Deception experts say that liars convince, while truth-tellers convey. Which of the two terms best describes your marketing materials?
29. Storytellers Avoid Distractions
The worst thing that a storyteller can do is introduce a distraction to the audience.
30. Bookend Your Next Talk with Proverbs
Ron Ploof introduces the StoryHow™ PSP method of structuring your next talk.
31. Creating Proverbs: The Function
Proverb construction is a three step process. This post is about Step 1: determining a function.
32. Proverb Construction Step #2: The Frame
Proverb construction is a three step process. This post is about Step 2: determining a proverb’s frame.
All written works consist of form and function. Since form is more complicated than function (see last post), we’ll need to spread our discussion about it across a few posts.
Proverbial form is split into two major pieces: frames (the structure by which we build our proverbs) and finishes (the techniques used to gussy ’em up). Today we cover frames.
Frames come in four categories: Metaphor/Definition, Comparison, Conditional, and Special
Metaphor is the building block of all proverbs, thus it deserves its own frame category.

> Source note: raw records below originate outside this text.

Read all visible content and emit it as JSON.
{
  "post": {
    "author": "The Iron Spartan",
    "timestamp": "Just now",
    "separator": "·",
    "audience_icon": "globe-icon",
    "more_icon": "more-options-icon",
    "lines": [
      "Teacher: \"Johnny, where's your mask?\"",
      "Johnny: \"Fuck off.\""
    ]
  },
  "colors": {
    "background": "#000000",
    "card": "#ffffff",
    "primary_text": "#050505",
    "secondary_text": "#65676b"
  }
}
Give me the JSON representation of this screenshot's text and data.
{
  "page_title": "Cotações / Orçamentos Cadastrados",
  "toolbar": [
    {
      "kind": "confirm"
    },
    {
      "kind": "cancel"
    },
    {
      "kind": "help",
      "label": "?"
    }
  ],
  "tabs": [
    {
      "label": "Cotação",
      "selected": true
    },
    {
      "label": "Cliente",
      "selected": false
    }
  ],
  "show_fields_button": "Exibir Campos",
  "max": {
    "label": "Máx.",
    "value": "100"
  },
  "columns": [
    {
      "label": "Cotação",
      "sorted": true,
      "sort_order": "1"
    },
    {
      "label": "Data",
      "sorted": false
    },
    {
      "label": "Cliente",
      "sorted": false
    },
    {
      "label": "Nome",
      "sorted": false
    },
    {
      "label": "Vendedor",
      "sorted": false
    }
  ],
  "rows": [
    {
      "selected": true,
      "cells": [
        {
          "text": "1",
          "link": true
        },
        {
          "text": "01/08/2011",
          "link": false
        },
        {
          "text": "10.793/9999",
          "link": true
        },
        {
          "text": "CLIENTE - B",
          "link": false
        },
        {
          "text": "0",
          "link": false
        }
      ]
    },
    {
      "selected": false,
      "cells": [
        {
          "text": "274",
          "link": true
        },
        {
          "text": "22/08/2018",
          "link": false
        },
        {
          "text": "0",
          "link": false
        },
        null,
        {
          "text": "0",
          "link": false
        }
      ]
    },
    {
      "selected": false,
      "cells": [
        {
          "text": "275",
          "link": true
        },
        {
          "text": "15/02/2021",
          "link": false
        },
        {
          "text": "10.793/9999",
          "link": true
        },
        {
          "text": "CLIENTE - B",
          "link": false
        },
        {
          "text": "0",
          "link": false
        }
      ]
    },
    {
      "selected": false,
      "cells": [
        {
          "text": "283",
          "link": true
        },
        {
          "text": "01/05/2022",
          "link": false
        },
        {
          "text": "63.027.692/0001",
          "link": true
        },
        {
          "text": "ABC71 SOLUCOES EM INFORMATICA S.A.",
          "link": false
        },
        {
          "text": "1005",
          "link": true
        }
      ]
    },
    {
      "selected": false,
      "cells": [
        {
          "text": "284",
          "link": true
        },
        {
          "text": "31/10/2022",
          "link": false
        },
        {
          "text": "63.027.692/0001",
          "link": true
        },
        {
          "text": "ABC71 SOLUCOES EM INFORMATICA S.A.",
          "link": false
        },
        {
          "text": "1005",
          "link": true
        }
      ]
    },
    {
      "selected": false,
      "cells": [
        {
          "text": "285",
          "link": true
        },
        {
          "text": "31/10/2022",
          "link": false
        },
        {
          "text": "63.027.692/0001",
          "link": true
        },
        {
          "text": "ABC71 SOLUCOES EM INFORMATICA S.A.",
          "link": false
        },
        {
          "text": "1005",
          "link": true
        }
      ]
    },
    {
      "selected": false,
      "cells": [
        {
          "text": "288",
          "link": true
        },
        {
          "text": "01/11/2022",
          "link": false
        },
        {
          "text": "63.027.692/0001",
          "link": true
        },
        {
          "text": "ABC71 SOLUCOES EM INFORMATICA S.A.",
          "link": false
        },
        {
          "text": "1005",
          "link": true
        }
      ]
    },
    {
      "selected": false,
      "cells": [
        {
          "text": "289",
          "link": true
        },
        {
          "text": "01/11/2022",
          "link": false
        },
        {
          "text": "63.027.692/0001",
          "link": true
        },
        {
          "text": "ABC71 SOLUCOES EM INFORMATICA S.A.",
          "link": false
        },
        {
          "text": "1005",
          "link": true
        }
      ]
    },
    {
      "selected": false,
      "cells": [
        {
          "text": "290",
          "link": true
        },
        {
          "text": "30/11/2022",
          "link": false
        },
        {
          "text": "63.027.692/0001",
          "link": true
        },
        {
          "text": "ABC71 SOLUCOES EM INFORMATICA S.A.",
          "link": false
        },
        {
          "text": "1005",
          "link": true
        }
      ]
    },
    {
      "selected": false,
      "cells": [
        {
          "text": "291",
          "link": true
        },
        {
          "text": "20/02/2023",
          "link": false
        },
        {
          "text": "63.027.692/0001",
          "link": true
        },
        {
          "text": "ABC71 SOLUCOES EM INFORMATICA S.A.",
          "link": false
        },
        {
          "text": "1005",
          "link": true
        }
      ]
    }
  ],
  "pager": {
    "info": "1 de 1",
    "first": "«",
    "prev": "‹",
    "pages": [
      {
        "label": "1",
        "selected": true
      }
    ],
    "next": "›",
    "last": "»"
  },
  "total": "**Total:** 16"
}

Proverbs built upon metaphor/definition frames include:
- time is money
- ignorance is bliss
- a diamond is forever
Comparison frames juxtapose certain roles, events, and influences to make a point. They frequently contain qualifying terms such as better, best and worse:

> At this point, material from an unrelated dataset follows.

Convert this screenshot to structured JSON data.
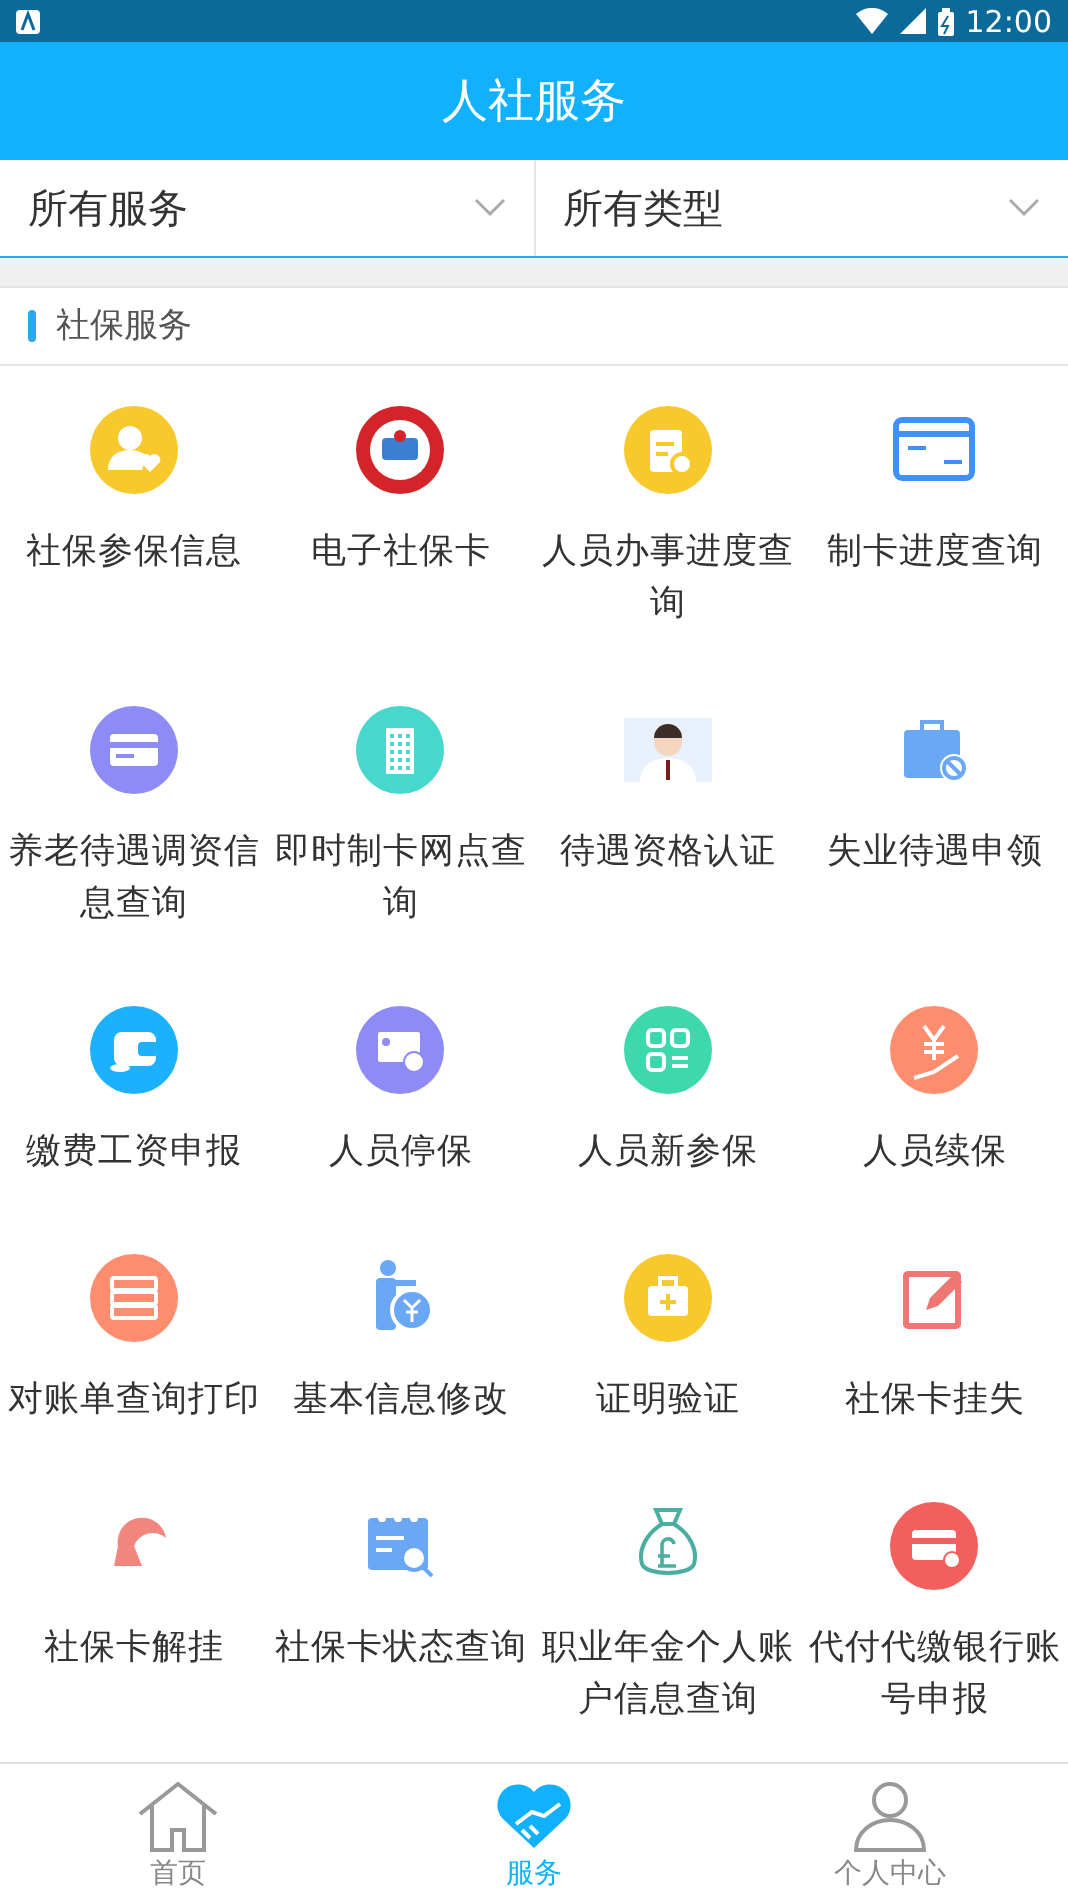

- It’s better to have loved and lost than have to have never loved at all
- Old friends and old wine are best
- False friends are worse than open enemies

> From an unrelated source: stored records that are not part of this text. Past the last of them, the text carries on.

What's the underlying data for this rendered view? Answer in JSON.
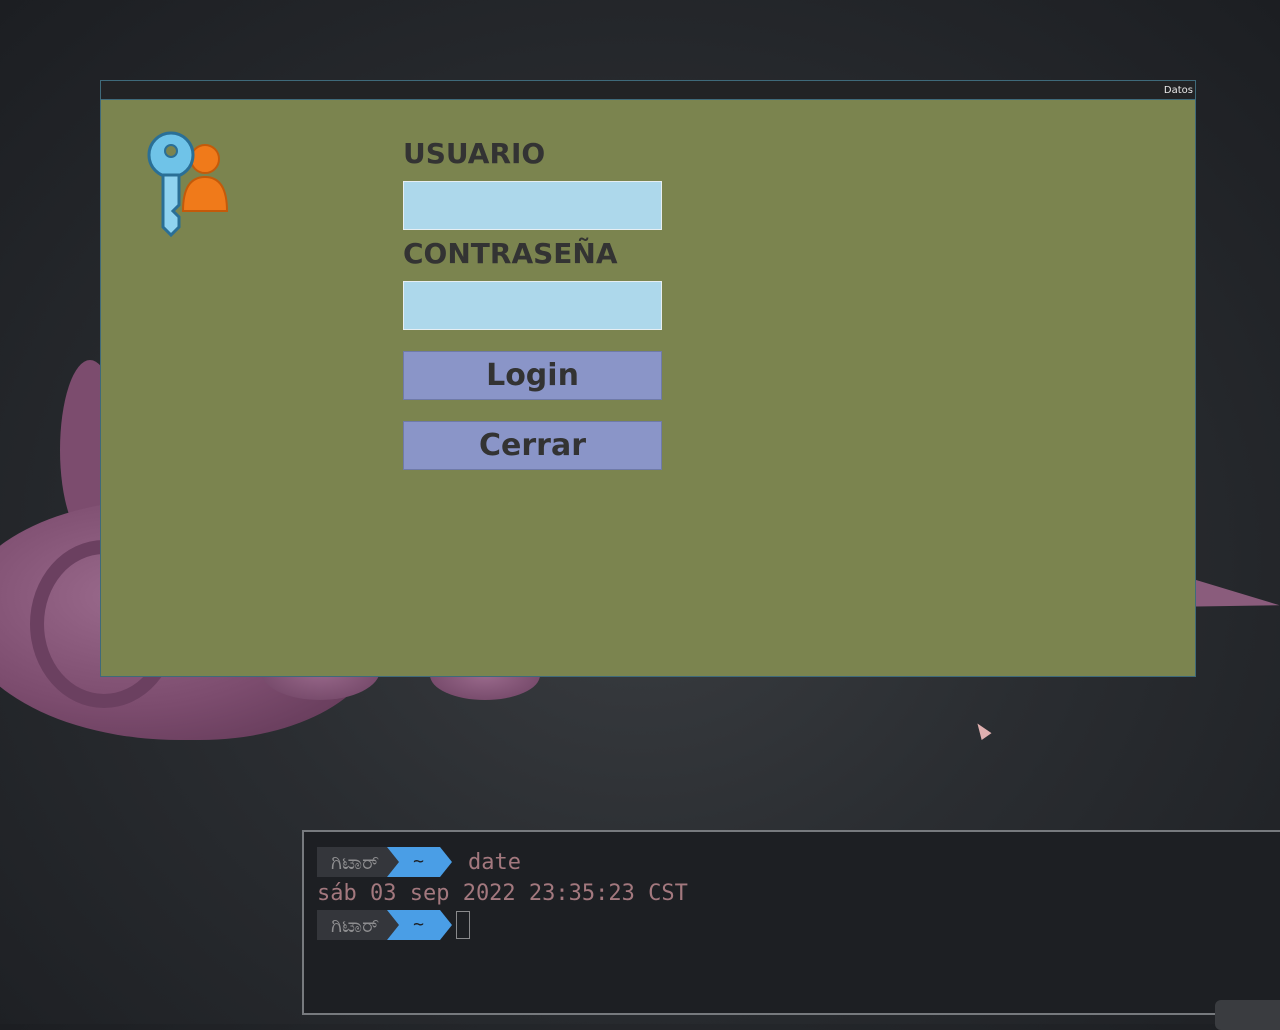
{
  "window": {
    "title": "Datos",
    "usuario_label": "USUARIO",
    "usuario_value": "",
    "contrasena_label": "CONTRASEÑA",
    "contrasena_value": "",
    "login_label": "Login",
    "cerrar_label": "Cerrar",
    "logo_icon": "key-user-icon"
  },
  "terminal": {
    "prompt_user": "ಗಿಟಾರ್",
    "prompt_dir": "~",
    "command": "date",
    "output": "sáb 03 sep 2022 23:35:23 CST"
  },
  "colors": {
    "window_bg": "#7b844f",
    "input_bg": "#add8eb",
    "button_bg": "#8a95c8",
    "prompt_dir_bg": "#4a9ee6"
  }
}
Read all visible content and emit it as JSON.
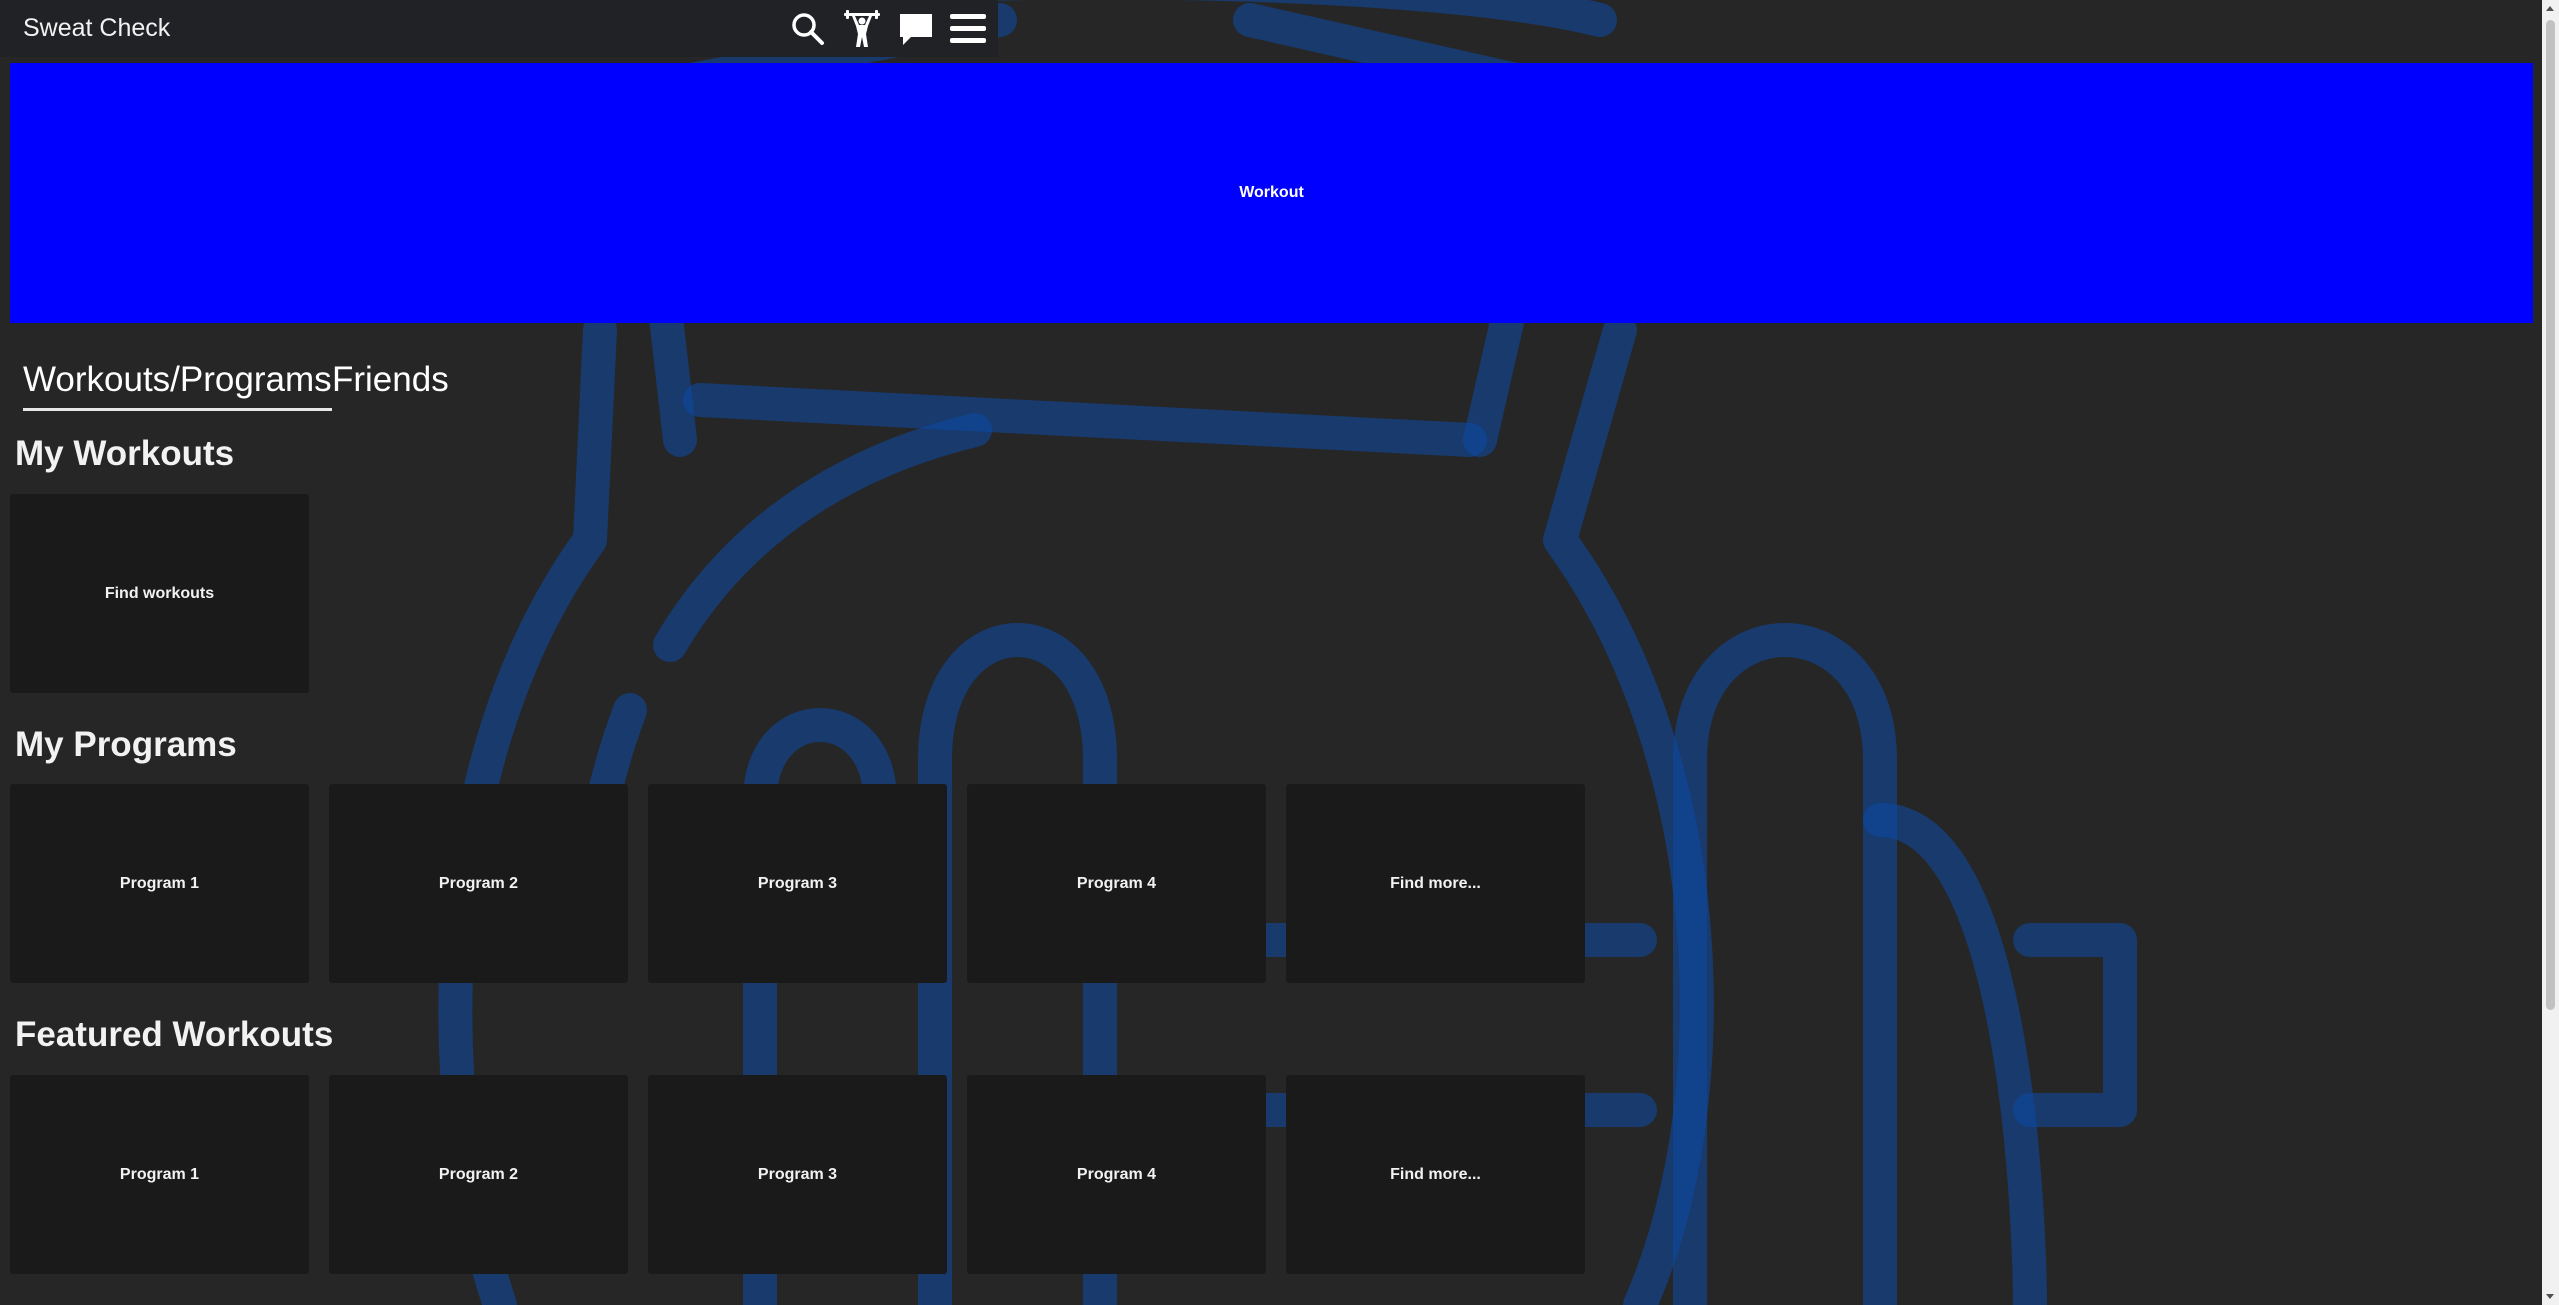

Conditional frames establish situational advice. They typically contain setup words like if and when:
- If the shoe fits, wear it
- If you lose your temper, don’t look for it
- When EF Hutton speaks, people listen
4. Special Frames
And lastly, a subset of frames exists that may contain metaphor/definition, comparison, or conditional elements, but do so uniquely. There are two special frame subcategories: derivatives and implied.
4a. Derivative (Special)
Derivative proverbs are built upon well-established sayings and cultural references, thus they come spring-loaded with memorability. Many carry humor which lowers the barrier to listener adoption and increases the likelihood that the proverb will be repeated. My favorite derivative proverb results from the combination of two other proverbs:
A rolling stone gathers no moss + open mouth insert foot = a closed mouth gathers no foot
My storytelling buddy Park Howell used an iconic song as a derivative frame to form:
a spoonful of story helps the data go down
(Can’t ya just hear Julie Andrews singing it?)
4b. Implied (Special)
Finally, while all proverbs are based in metaphor and formed upon frames, sometimes those frames get eliminated during the editing process. For example, let’s take the proverb no pain no gain. Note the absence of telltales for comparisons (better/best/worse) nor conditionals (if/then/when). Does this mean that the proverb has no frame?
We’ll dive deeper into this topic when we talk about finishes, but proverb creators start with a big idea, determine a function and a frame, and then iterate through an editing cycle to make the proverb more memorable and repeatable. Sometimes this process eliminates telltales (better/best/worse/if/then/when) while simultaneously leaving behind cognitive references to them.
For example, perhaps the first incarnation of no pain, no gain read: If you want to gain, you must experience pain before some sharp copy editor chopped those nine words to four. And although the proverb lost its conditional telltale (if), cognitive frame references remain in the minds of both speaker and listener. The speaker implies the conditional frame while the listener infers it.
Now it’s your turn. Examine your favorite proverbs. Can you determine their functions and frames? The better you are at deconstructing existing proverbs, the better you’ll be with creating your own.
If you want to learn more about proverbs, grab a copy of The Proverb Effect on Amazon.com.
Photo Credit: Extension of library of Harvard College, Iron details. Ware and Van Brunt architects / Wm. C. Richardson, del. Cambridge Massachusetts, 1878. Boston: Heliotype Printing Co. Photograph. https://www.loc.gov/item/2007682661/